    With the admission that three more former CERA staff members are under suspicion of not appropriately managing conflicts of interest related to the Canterbury rebuild, it’s imperative that CERA’s successor organisation Ōtākaro fronts up to Parliamentary questions, says Labour’s Canterbury ...
    3 weeks ago
  • Labour to tackle Hutt housing crisis
    Labour will build a mix of 400 state houses and affordable KiwiBuild homes in the Hutt Valley in its first term in government to tackle the housing crisis there, says Leader of the Opposition Andrew Little. “Housing in the Hutt ...
    3 weeks ago
  • Farewell to John Clarke
    This wonderfully talented man has been claimed by Australia, but how I remember John Clarke is as a young Wellington actor who performed satirical pieces in a show called “Knickers” at Downstage Theatre. The show featured other future luminaries like ...
    GreensBy Catherine Delahunty
    3 weeks ago
  • Valedictory Speech
    Te papa pounamu Aotearoa NZ Karanga karanga karanga; Nga tupuna Haere haere haere; Te kahui ora te korowai o tenei whare; E tu e tu ... tutahi tonu Ki a koutou oku hoa mahi ki Te Kawanatanga; Noho mai noho ...
    3 weeks ago
  • Buck stops with Gerry Brownlee
    The fact that the State Services Commission has referred the CERA conflict of interest issue to the Serious Fraud Office is a positive move, but one that raises serious questions about the Government’s oversight of the rebuild, says Labour Canterbury ...
    3 weeks ago
  • Teachers deserve a democratic Education Council
    Teachers around New Zealand reeling from the news that their registration fees could more than double will be even angrier that the National Government has removed their ability to have any say about who sits on the Council that sets ...
    3 weeks ago
  • Free trade backers are simply out of touch
    Are the backers of free trade out of touch with public opinion? This was the question asked when the Chartered Accountants launched their Future of Trade study. I was astonished by the answer in a room of free trade enthusiasts ...
    GreensBy Barry Coates
    3 weeks ago
  • John Clarke aka Fred Dagg will be missed by all Kiwis
    The man who revolutionised comedy on both sides of the Tasman, John Clarke, will be sadly missed by Kiwis and Aussies alike, says the Leader of the Opposition Andrew Little.   “I grew up with Fred Dagg and I am ...
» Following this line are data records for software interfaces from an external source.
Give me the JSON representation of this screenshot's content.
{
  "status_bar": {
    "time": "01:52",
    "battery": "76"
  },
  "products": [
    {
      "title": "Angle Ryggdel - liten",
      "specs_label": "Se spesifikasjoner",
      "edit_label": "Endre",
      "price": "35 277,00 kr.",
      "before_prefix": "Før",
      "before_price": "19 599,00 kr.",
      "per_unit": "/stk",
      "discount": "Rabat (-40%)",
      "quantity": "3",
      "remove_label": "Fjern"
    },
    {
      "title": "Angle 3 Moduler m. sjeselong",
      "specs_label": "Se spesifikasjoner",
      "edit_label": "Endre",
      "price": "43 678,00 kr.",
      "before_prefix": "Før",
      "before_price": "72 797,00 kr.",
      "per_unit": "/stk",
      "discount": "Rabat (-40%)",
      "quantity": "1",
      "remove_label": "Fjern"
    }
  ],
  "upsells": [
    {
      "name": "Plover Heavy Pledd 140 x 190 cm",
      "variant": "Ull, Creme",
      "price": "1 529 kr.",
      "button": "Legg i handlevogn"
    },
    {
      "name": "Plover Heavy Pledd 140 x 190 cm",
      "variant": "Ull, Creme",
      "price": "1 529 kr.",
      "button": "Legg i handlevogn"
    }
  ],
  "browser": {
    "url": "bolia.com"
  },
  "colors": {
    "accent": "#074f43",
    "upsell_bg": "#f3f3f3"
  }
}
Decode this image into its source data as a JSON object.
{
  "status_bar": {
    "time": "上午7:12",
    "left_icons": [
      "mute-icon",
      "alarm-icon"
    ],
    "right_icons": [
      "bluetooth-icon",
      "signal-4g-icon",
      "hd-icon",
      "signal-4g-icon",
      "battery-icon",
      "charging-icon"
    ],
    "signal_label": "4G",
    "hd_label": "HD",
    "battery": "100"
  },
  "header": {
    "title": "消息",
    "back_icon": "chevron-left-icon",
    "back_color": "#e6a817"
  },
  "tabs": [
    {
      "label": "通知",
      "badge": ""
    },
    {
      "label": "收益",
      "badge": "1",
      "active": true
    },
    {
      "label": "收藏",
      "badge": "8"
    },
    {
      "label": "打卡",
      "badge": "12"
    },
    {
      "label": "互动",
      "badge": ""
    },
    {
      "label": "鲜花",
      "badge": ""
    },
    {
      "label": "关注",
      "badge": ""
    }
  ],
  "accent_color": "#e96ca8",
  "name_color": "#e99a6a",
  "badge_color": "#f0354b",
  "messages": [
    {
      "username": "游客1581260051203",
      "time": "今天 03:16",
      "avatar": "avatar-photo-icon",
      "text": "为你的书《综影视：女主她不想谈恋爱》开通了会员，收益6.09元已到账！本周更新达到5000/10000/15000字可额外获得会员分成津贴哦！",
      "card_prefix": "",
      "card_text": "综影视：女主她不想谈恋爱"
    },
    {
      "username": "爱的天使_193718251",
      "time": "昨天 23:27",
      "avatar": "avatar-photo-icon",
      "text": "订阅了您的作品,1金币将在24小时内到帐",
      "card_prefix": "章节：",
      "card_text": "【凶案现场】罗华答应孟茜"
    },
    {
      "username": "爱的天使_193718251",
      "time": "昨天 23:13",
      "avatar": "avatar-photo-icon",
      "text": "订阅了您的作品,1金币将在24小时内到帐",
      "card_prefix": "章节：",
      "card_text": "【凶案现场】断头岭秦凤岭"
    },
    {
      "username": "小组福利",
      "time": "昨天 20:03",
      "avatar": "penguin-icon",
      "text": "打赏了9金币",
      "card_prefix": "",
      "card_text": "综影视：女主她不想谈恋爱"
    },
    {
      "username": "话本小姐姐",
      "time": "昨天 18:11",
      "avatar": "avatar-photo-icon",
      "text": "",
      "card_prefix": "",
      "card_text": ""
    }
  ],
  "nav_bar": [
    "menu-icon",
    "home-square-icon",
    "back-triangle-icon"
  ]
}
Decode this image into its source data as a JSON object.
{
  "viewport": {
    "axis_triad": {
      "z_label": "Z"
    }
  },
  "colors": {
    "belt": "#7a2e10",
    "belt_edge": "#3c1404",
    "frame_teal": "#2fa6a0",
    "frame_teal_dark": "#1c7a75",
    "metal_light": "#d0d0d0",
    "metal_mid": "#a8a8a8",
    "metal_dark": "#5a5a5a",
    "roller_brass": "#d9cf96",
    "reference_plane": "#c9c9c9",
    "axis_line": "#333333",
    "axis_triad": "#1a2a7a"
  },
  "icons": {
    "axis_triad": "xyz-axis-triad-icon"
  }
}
    3 weeks ago
  • Labour’s modern approach to monetary policy
    A commitment to full employment and a more transparent process to provide market certainty are the hallmarks of Labour’s proposals for a new approach to monetary policy, says Labour’s Finance spokesperson Grant Robertson. ...
    3 weeks ago
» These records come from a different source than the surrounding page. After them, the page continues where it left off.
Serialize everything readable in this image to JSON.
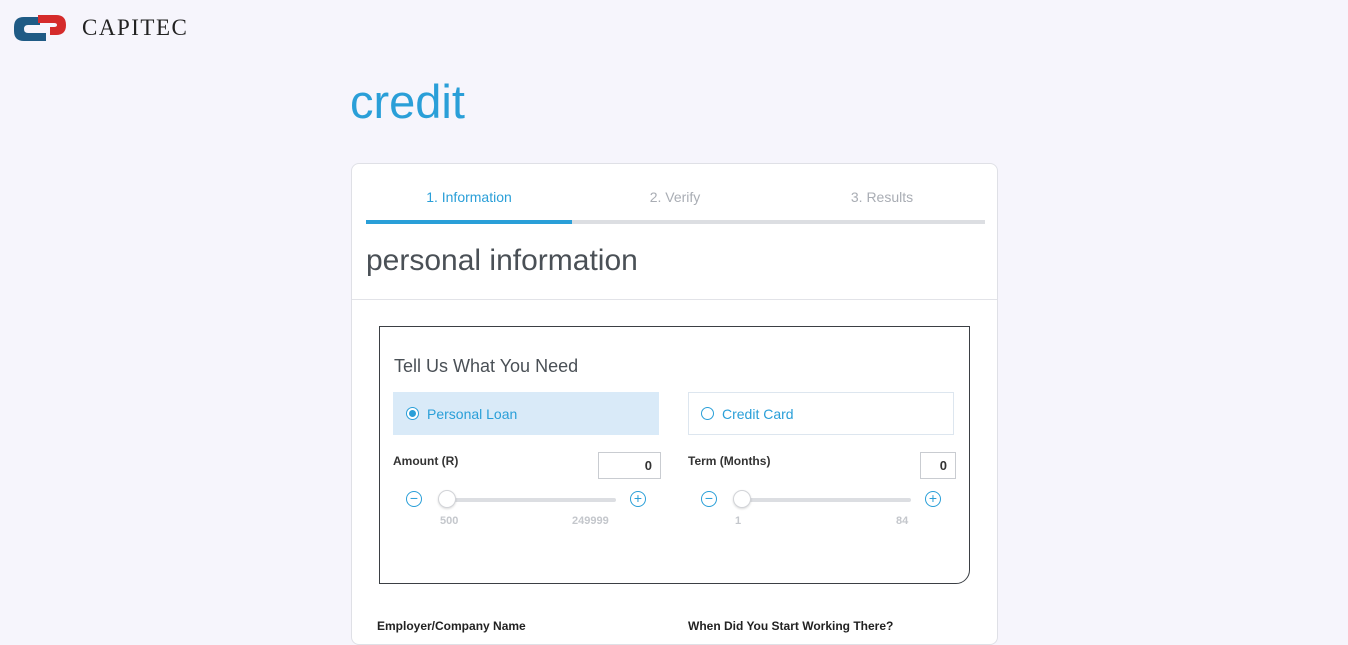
{
  "brand": {
    "name": "CAPITEC",
    "colors": {
      "blue": "#1f5b85",
      "red": "#d52b2b",
      "accent": "#2a9fd8"
    }
  },
  "page": {
    "title": "credit"
  },
  "steps": [
    {
      "label": "1. Information",
      "active": true
    },
    {
      "label": "2. Verify",
      "active": false
    },
    {
      "label": "3. Results",
      "active": false
    }
  ],
  "section": {
    "title": "personal information"
  },
  "need": {
    "title": "Tell Us What You Need",
    "options": [
      {
        "label": "Personal Loan",
        "selected": true
      },
      {
        "label": "Credit Card",
        "selected": false
      }
    ],
    "amount": {
      "label": "Amount (R)",
      "value": "0",
      "min": "500",
      "max": "249999",
      "minus_icon": "minus-circle-icon",
      "plus_icon": "plus-circle-icon"
    },
    "term": {
      "label": "Term (Months)",
      "value": "0",
      "min": "1",
      "max": "84",
      "minus_icon": "minus-circle-icon",
      "plus_icon": "plus-circle-icon"
    }
  },
  "form": {
    "employer_label": "Employer/Company Name",
    "start_label": "When Did You Start Working There?"
  }
}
  • Greens back Labour’s plan for monetary policy reform
    Labour plans to change the way we do monetary policy in New Zealand and the Green Party supports them fully. We’re now of a single mind on this. Labour will move away from our reliance on a single, unelected person ...
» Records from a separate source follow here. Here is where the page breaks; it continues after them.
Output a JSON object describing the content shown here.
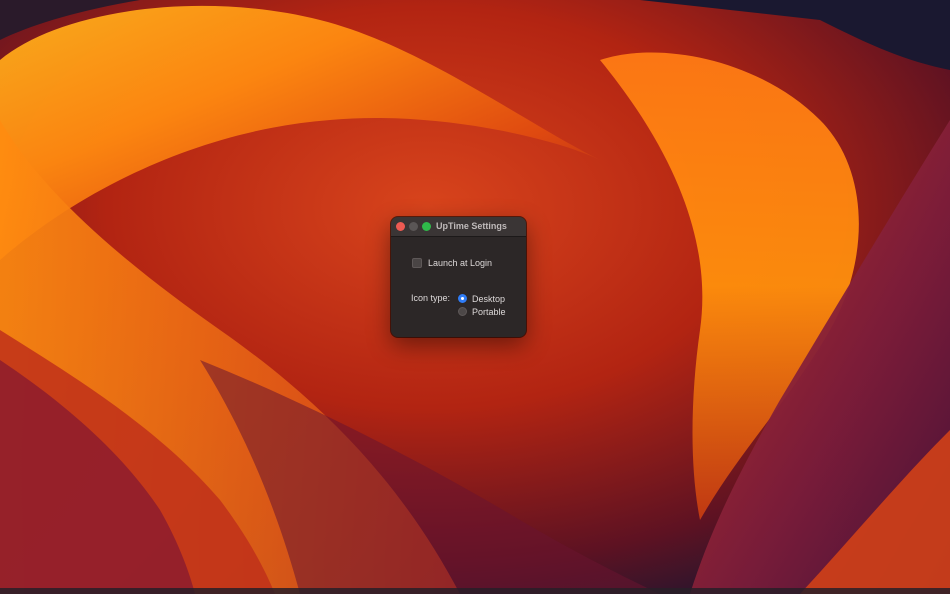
{
  "window": {
    "title": "UpTime Settings",
    "controls": {
      "close": "close-button",
      "minimize": "minimize-button",
      "zoom": "zoom-button"
    }
  },
  "settings": {
    "launch_at_login": {
      "label": "Launch at Login",
      "checked": false
    },
    "icon_type": {
      "label": "Icon type:",
      "options": [
        {
          "label": "Desktop",
          "selected": true
        },
        {
          "label": "Portable",
          "selected": false
        }
      ]
    }
  },
  "colors": {
    "close": "#ee5a52",
    "zoom": "#2fb94a",
    "accent": "#2f7cf6",
    "window_bg": "#2c2727"
  }
}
    GreensBy robert.ashe
    3 weeks ago
  • Greens back Labour’s monetary policy reform
    Labour plans to change the way we do monetary policy in New Zealand and the Green Party supports them fully. We’re now of a single mind on this. Labour will move away from our reliance on a single, unelected person ...
    GreensBy James Shaw
    3 weeks ago